Phenomena induced by powerful HF pumping towards magnetic zenith with a frequency near the F-region critical frequency and the third electron gyro harmonic frequency
- 1Arctic and Antarctic Research Institute, St. Petersburg, Russia
- 2European Office of Aerospace Research and Development, UK
- 3EISCAT Scientific Association, Ramfjordbotn, Norway
- 4Department of Physics and Astronomy, University of Leicester, LEI 7RH, UK
- 5University of Tromsø, Tromsø, Norway

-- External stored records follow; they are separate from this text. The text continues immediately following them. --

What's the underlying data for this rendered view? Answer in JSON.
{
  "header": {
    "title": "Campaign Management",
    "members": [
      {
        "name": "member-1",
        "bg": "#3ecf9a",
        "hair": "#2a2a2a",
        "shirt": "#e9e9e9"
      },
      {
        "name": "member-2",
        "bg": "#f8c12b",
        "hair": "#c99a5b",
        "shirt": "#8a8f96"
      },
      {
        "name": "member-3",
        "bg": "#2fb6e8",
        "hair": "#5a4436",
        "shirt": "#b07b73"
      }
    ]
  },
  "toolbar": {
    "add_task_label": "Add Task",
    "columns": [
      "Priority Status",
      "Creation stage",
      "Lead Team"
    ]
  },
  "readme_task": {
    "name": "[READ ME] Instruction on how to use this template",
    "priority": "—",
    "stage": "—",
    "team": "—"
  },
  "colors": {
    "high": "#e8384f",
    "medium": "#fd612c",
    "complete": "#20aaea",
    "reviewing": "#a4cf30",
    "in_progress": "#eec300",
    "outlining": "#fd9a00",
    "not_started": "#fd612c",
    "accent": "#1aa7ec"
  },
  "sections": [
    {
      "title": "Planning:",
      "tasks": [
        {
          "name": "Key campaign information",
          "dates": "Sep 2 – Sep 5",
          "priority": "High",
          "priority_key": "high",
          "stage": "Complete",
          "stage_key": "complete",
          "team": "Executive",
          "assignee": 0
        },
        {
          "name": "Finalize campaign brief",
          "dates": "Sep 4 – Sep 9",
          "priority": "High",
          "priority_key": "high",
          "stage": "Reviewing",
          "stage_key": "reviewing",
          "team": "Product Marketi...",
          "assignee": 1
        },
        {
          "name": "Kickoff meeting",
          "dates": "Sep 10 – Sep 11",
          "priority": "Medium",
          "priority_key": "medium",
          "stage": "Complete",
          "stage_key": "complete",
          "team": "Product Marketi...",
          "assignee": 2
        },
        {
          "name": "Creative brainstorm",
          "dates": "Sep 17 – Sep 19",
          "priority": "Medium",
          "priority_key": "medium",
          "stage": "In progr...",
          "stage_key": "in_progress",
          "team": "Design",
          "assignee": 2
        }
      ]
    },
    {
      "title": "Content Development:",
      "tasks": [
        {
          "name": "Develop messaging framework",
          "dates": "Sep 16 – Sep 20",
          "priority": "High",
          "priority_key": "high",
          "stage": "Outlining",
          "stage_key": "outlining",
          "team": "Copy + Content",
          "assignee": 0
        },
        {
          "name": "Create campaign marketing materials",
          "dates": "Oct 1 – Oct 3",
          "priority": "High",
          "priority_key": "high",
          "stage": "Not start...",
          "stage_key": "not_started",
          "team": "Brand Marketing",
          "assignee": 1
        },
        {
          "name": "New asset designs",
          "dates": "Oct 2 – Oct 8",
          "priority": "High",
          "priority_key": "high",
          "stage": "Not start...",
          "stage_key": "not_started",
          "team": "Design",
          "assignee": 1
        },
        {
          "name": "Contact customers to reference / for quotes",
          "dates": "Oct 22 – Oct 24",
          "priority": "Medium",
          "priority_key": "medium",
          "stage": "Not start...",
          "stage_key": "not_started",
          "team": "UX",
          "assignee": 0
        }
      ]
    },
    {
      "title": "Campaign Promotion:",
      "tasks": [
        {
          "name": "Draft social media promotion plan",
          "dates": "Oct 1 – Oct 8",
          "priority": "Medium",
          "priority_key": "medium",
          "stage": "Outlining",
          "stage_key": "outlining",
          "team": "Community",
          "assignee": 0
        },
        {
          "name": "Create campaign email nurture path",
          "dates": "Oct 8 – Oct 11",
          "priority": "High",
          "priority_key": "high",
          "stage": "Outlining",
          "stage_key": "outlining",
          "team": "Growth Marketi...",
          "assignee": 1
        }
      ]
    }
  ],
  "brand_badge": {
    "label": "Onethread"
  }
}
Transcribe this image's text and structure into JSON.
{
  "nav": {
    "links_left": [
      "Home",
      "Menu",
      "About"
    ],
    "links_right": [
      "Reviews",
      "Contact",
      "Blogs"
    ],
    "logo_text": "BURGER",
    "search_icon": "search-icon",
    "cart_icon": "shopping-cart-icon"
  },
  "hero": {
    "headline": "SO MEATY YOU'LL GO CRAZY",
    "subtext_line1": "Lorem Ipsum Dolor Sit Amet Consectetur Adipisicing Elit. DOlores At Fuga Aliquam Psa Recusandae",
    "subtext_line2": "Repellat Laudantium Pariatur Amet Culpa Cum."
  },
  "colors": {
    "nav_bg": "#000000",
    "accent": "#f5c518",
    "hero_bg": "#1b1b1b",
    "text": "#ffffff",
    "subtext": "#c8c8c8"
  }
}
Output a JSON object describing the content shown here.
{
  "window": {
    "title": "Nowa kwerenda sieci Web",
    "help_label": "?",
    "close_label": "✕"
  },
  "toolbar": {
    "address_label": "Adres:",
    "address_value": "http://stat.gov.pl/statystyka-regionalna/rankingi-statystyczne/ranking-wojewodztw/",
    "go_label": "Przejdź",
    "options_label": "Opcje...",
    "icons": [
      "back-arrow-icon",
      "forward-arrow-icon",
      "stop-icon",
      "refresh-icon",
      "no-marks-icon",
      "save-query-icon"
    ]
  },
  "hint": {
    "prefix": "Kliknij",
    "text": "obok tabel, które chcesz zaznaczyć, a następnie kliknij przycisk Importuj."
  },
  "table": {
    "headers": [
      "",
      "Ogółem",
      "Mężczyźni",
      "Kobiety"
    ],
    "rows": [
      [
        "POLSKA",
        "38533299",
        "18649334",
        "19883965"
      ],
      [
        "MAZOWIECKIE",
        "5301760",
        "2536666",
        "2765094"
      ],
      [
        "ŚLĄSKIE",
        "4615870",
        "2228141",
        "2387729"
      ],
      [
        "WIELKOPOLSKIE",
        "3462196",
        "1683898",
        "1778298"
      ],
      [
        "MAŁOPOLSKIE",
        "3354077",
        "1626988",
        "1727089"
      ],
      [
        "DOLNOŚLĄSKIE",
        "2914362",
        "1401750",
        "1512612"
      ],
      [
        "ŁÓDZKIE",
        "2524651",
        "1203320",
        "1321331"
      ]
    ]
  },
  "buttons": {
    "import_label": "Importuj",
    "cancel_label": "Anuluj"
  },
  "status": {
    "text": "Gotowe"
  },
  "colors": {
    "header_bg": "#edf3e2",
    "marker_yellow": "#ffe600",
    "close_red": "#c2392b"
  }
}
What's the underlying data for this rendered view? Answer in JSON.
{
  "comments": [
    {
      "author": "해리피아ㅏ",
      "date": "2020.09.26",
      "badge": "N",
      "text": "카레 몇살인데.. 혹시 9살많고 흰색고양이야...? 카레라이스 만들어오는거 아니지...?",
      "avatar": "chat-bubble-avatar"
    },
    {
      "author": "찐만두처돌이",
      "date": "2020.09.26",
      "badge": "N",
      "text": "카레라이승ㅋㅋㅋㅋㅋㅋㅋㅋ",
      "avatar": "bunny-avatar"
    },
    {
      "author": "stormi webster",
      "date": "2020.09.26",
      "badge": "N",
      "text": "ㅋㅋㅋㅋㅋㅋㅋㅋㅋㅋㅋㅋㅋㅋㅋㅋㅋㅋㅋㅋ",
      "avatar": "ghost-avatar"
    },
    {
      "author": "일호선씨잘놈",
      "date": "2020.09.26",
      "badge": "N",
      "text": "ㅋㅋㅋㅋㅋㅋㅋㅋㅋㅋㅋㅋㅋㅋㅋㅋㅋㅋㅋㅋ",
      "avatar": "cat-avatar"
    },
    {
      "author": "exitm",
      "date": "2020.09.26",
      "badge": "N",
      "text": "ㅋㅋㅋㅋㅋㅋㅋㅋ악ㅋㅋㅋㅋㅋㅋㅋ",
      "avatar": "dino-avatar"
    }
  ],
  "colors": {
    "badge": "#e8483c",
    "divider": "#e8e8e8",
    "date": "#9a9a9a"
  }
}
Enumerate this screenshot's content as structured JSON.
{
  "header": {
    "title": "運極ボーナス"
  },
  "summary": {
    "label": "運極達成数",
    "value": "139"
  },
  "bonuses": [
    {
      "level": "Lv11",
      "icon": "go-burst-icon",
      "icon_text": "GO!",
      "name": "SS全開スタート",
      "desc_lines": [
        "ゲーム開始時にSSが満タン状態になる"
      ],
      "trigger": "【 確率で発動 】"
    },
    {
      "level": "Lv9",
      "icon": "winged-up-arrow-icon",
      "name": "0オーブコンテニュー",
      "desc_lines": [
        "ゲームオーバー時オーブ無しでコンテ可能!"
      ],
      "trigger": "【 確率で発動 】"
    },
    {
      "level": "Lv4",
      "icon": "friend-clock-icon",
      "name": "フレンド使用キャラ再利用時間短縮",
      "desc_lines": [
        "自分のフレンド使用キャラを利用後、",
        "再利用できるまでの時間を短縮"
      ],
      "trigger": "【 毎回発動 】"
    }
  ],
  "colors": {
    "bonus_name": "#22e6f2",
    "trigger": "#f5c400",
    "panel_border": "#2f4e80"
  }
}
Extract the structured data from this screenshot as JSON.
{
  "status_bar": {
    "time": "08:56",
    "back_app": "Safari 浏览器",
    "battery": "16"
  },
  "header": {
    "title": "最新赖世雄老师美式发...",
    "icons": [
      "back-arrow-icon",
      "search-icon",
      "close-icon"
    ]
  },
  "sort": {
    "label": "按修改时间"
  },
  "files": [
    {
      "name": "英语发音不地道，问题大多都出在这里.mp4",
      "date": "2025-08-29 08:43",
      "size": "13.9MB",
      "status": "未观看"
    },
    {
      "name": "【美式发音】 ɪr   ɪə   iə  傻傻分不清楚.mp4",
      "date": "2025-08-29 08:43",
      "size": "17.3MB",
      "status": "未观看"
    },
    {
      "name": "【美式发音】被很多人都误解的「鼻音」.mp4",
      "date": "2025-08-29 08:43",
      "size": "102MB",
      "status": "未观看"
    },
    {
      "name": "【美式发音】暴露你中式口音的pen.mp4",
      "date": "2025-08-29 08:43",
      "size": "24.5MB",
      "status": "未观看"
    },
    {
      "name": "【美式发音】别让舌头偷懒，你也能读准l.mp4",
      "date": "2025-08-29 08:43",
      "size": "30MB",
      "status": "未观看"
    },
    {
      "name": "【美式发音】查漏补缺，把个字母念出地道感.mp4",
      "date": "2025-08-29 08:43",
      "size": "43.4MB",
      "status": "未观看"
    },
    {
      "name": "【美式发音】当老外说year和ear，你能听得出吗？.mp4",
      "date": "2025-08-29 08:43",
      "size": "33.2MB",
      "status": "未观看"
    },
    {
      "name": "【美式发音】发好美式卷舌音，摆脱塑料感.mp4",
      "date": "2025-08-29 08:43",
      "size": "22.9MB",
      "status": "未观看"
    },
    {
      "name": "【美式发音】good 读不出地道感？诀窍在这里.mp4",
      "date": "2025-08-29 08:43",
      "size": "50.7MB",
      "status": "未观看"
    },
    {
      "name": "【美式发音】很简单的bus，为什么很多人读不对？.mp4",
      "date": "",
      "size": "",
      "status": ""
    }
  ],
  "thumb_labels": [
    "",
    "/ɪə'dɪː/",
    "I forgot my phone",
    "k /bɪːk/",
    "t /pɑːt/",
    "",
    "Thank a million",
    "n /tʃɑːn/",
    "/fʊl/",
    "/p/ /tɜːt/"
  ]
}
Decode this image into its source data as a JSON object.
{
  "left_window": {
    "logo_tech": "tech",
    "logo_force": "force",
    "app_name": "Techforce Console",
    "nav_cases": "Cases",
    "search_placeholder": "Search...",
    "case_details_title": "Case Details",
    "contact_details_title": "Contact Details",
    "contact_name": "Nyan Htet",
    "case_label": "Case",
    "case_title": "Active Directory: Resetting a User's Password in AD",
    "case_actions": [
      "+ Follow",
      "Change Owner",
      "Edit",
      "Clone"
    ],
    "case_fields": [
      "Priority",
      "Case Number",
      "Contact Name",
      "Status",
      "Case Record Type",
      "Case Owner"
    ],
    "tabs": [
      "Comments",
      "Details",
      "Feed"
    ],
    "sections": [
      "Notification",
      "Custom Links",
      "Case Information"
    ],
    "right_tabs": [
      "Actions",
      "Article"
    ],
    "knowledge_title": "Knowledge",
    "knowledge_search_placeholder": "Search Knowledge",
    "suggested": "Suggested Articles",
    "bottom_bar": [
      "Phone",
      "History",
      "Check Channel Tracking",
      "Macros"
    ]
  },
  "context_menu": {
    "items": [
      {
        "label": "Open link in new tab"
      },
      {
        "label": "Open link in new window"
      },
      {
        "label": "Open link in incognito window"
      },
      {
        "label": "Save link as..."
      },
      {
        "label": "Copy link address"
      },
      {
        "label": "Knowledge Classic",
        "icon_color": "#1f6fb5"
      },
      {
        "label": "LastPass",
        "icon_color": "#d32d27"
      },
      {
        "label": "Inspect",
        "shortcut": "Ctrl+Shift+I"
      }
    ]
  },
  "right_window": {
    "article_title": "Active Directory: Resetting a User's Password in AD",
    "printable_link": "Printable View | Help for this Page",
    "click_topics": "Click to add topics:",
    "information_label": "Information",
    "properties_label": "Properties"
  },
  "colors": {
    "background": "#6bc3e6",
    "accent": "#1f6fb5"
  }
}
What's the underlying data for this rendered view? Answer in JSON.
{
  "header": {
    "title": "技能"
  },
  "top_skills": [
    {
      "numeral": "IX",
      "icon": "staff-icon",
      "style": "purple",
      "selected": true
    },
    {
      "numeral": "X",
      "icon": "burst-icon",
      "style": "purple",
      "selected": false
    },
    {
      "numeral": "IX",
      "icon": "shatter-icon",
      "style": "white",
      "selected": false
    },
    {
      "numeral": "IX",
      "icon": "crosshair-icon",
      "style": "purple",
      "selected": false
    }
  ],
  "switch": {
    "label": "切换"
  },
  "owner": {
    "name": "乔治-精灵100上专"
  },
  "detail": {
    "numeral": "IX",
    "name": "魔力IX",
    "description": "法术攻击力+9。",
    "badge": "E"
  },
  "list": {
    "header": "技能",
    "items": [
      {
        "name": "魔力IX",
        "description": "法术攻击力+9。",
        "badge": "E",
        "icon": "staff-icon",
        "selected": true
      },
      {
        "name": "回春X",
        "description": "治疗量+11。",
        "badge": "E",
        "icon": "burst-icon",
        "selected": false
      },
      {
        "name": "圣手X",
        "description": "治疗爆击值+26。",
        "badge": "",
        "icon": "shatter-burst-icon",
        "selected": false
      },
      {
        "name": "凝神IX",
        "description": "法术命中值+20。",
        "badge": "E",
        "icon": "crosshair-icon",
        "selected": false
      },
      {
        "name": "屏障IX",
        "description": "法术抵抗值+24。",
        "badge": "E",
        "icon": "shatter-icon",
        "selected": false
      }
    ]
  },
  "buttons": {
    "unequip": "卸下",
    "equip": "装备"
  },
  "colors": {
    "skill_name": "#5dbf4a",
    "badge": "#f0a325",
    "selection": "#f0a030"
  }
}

Abstract. Multi-instrument observational data from an experiment on 13 October 2006 at the EISCAT/HEATING facility at Tromsø, Norway are analysed. The experiment was carried out in the evening hours when the electron density in the F-region dropped, and the HF pump frequency fH was near and then above the critical frequency of the F2 layer. The distinctive feature of this experiment is that the pump frequency was just below the third electron gyro harmonic frequency, while both the HF pump beam and UHF radar beam were directed towards the magnetic zenith (MZ). The HF pump-induced phenomena were diagnosed with several instruments: the bi-static HF radio scatter on the London-Tromsø-St. Petersburg path, the CUTLASS radar in Hankasalmi (Finland), the European Incoherent Scatter (EISCAT) UHF radar at Tromsø and the Tromsø ionosonde (dynasonde). The results show thermal electron excitation of the HF-induced striations seen simultaneously from HF bi-static scatter and CUTLASS radar observations, accompanied by increases of electron temperature when the heater frequency was near and then above the critical frequency of the F2 layer by up to 0.4 MHz. An increase of the electron density up to 25% accompanied by strong HF-induced electron heating was observed, only when the heater frequency was near the critical frequency and just below the third electron gyro harmonic frequency. It is concluded that the combined effect of upper hybrid resonance and gyro resonance at the same altitude gives rise to strong electron heating, the excitation of striations, HF ray trapping and extension of HF waves to altitudes where they can excite Langmuir turbulence and fluxes of electrons accelerated to energies that produce ionization.